As Russia’s invasion of Ukraine continues, Ukrainian-born fashion designer Tamara Davydova speaks to Ethos about her homeland, art, and how the fashion industry can help.
Tamara Davydova, fashion designer and founder of the sustainable clothing brand Minimalist, grew up in Kyiv, Ukraine. She came to the U.S. at age 15, after the fall of the Soviet Union. But she still has friends and family there.
“We still have our family home in Kyiv, where my parents live,” Davydova told Ethos via email. “Thankfully they came to New York right before the war broke out and are safe,” she says.
Davydova last visited Ukraine before the pandemic, in 2018. But Davydova says she normally visits regularly, especially to Kyiv, “the city I love, rich with culture and history.” Despite making her home in the U.S., Davydova and her husband were married at Kyiv Botanical Garden in 2007. “We were surrounded by our friends from all over the world–it was one of the best times of my life,” she says.
As the situation escalates, Davydova says she’s checking in daily with friends and family, but for some, communication has been cut off.
“We are constantly in touch with our friends and family in Kyiv, but we can’t get a hold of some of our friends for over a week in the resort town outside of Kyiv where we have a country house,” she says. “Sadly, over the past couple of weeks, the village has become a battlefield, and the fate of many friends and neighbors is unknown.”
I asked Davydova about Ukraine’s art scene—she went to art school there before attending Parson School of Design in New York City. She pointed to a quote from Rosa Lyster in a recent New York Times article about Kyiv, particularly its art scene:
“Kyiv’s underground scene has been developing a reputation for some time, to the extent that it is now regularly submitted as candidate for the position of the ‘new Berlin.’ Not everyone likes this comparison, pointing out that it is a corny thing to say and also that it diminishes the city’s individual identity, but most will broadly agree with the sentiment behind it, which is that the scene in Kyiv is now understood to be cool.“-New York Times
Davydova says with all of the media censorship happening in Russia, scene’s like Kyiv’s once-flourishing art movement are in jeopardy if Russia succeeds in its attacks.
“With the censorship which we are witnessing in Russia right now, I have no doubt that Putin approves art and culture that benefits his regime, reminiscent of the Soviet era when most art was commissioned by the state to depict the party leaders,” Davydova says.

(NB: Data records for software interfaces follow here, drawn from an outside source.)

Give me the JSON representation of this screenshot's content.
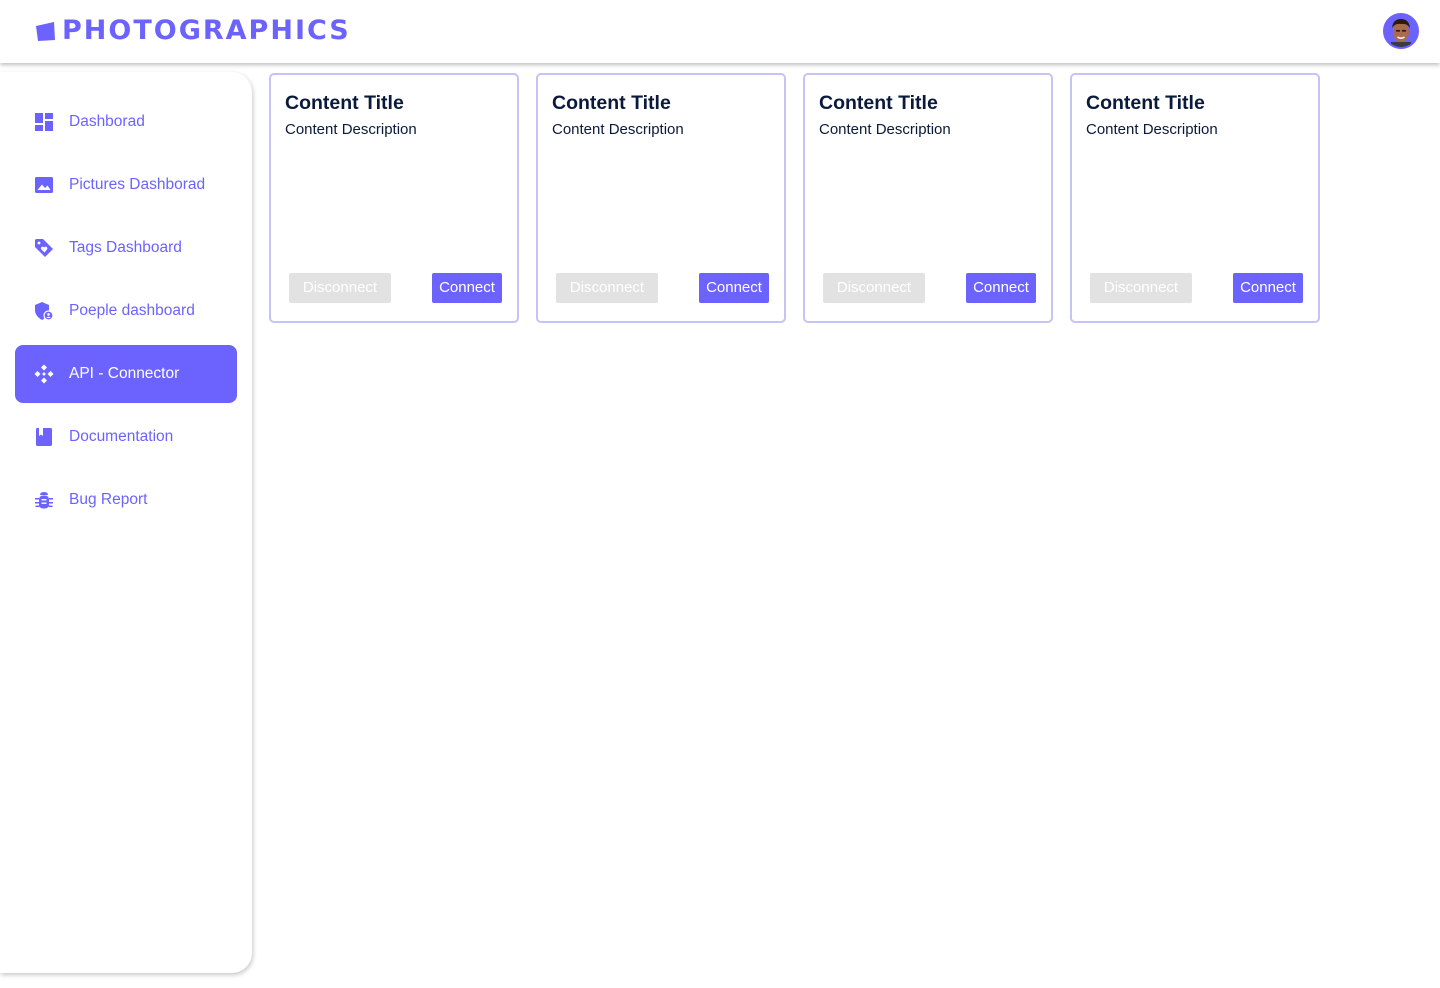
{
  "app": {
    "title": "PHOTOGRAPHICS",
    "logo_icon": "logo-mark-icon",
    "avatar_icon": "user-avatar"
  },
  "colors": {
    "accent": "#6c63ff",
    "card_border": "#c6c3f7",
    "text_dark": "#0a1a3a",
    "disabled": "#e2e2e2"
  },
  "sidebar": {
    "items": [
      {
        "label": "Dashborad",
        "icon": "dashboard-grid-icon",
        "active": false
      },
      {
        "label": "Pictures Dashborad",
        "icon": "image-icon",
        "active": false
      },
      {
        "label": "Tags Dashboard",
        "icon": "tag-heart-icon",
        "active": false
      },
      {
        "label": "Poeple dashboard",
        "icon": "shield-user-icon",
        "active": false
      },
      {
        "label": "API - Connector",
        "icon": "api-connector-icon",
        "active": true
      },
      {
        "label": "Documentation",
        "icon": "book-icon",
        "active": false
      },
      {
        "label": "Bug Report",
        "icon": "bug-icon",
        "active": false
      }
    ]
  },
  "cards": [
    {
      "title": "Content Title",
      "description": "Content Description",
      "disconnect_label": "Disconnect",
      "connect_label": "Connect"
    },
    {
      "title": "Content Title",
      "description": "Content Description",
      "disconnect_label": "Disconnect",
      "connect_label": "Connect"
    },
    {
      "title": "Content Title",
      "description": "Content Description",
      "disconnect_label": "Disconnect",
      "connect_label": "Connect"
    },
    {
      "title": "Content Title",
      "description": "Content Description",
      "disconnect_label": "Disconnect",
      "connect_label": "Connect"
    }
  ]
}
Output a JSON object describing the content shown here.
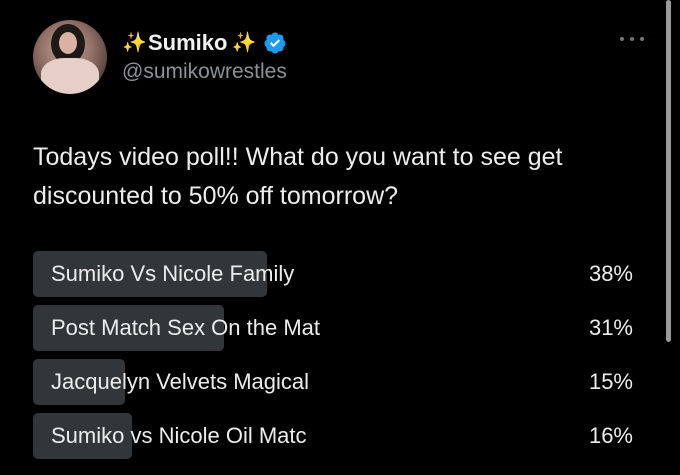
{
  "author": {
    "display_name": "Sumiko",
    "sparkle_left": "✨",
    "sparkle_right": "✨",
    "handle": "@sumikowrestles",
    "verified": true,
    "verified_color": "#1d9bf0"
  },
  "tweet": {
    "text_line1": "Todays video poll!! What do you want to see get",
    "text_line2": "discounted to 50% off tomorrow?"
  },
  "poll": {
    "options": [
      {
        "label": "Sumiko Vs Nicole Family",
        "percent_text": "38%",
        "percent": 38
      },
      {
        "label": "Post Match Sex On the Mat",
        "percent_text": "31%",
        "percent": 31
      },
      {
        "label": "Jacquelyn Velvets Magical",
        "percent_text": "15%",
        "percent": 15
      },
      {
        "label": "Sumiko vs Nicole Oil Matc",
        "percent_text": "16%",
        "percent": 16
      }
    ]
  },
  "colors": {
    "background": "#000000",
    "bar": "#333639",
    "handle": "#8b9198"
  }
}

But as recently as a month ago, Kyiv was a thriving community “attracting artists and dealers priced out of European art capitals like Berlin,” says Nate Freeman, a Vanity Fair staff writer.
“Like that city, Kyiv’s scene has thrived in recent years alongside an all-night rave culture and sizable LGBTQ+ community—once upon a time a rarity in post-Soviet countries. The core of the historic district boasted not just the Pinchuk Art Center but a number of galleries, kunsthallen, artist-run pop-ups, and cheap studio space. It is now in the middle of a war zone where some of its artists, programmers, and work-by-day, club-by-night kids are taking up arms to defend their country,” he says.
Russia’s invasion of Ukraine is already being felt around the globe as gas prices rise. Ukraine is a leading exporter of grains and seeds, known as the “bread basket” of Europe. The invasion could disrupt next month’s seed planting, which would mean no crops and a devastating economic impact for the economy in Ukraine, and spiking food prices around the world.
Neighboring countries including Bulgaria and Romania are expected to feel the impact, particularly in their clothing manufacturing industries. According to Global Data, this is expected to impact retailers that source from those countries. This could lead to widespread materials shortages, transportation delays, and even a shortage of workers.
The global fashion industry has been one of the most vocal in calling for an end to the invasion and lending support. French luxury label Louis Vuitton recently donated more than €5 million to relief efforts, and a growing number of luxury brands are making donations and ceasing operations in Russia.
Davydova says the fashion industry is so influential with a global audience “and is at the forefront of driving change,” she says. “The fashion brands should show their support for Ukraine in any way we can wether it’s financial support or by showing solidarity with Ukraine through creativity.”
Davydova’s label, the sustainably-focused Minimalist, is donating 30 percent of all proceeds to the Red Cross and UNICEF. She’s also offering customers a ten percent discount on the Minimalist website with the code TOGETHER.
“I’ve been so inspired by the strength and courage and how everyone is united in talking care of one another,” she says.
“I’m trying to do what I can to support organizations in Ukraine helping women and children affected by senseless violence.”